The Timberwolves are exploring the point guard market and considering making a trade for a player who could back up Mike Conley, reports Jake Fischer of Yahoo Sports.

While Fischer suggests that a reunion with Tyus Jones may be an option for Minnesota, he hears from league sources that the team is also eyeing a pair of guards who have connections to president of basketball operations Tim Connelly: Monte Morris of the Pistons and Bones Hyland of the Clippers.

Both Morris and Hyland played for Connelly’s teams in Denver before he left for the Wolves, and both players are considered potential trade candidates. Morris is on an expiring contract on a lottery-bound team, while Hyland has fallen out of the regular rotation in Los Angeles.
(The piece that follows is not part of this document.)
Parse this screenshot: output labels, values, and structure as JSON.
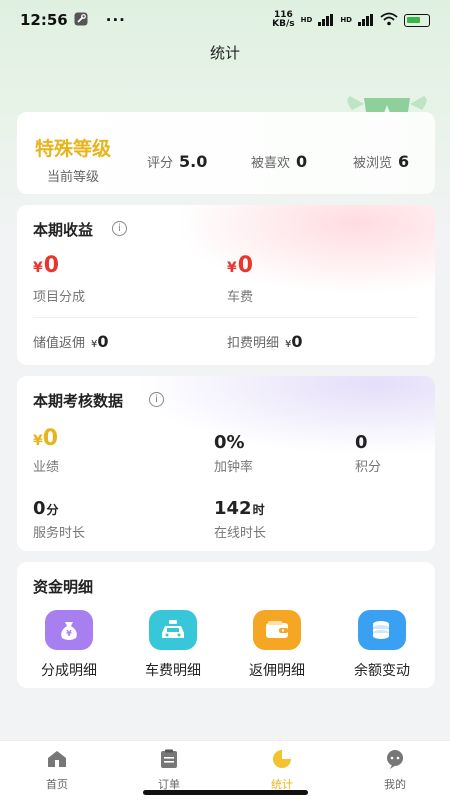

Here are a few more Western Conference rumors from Fischer:

  • Fischer, like Marc Stein, hears that the Kings have interest in Kyle Kuzma. However, outside of the Wizards forward, Sacramento hasn’t really been actively pursuing other targets that would require the team to part with Harrison Barnes, so Barnes could remain with the Kings through the trade deadline, Fischer says. Conversely, the Mavericks – who have also been connected to Kuzma – are known to have interest in several other forwards, including Dorian Finney-Smith and Andrew Wiggins.
  • Although D’Angelo Russell has been cited more frequently as a trade candidate, the Lakers are also including Gabe Vincent in various trade talks, sources tell Fischer. Vincent hasn’t been healthy this season and is under contract for one more year than Russell is, so his value will be limited, but his lower cap hit ($10.5MM) may make him a better fit in certain scenarios than D-Lo ($17.3MM).
  • The Suns continue to be the team linked most frequently by league personnel to Hornets forward Miles Bridges, Fischer writes, noting that both Bridges and Suns owner Mat Ishbia are former Michigan State Spartans.
  • Grizzlies big man Xavier Tillman has generated “a wealth of interest” from playoff contenders, according to Fischer. Tillman will reach unrestricted free agency this summer if he doesn’t sign an extension before then.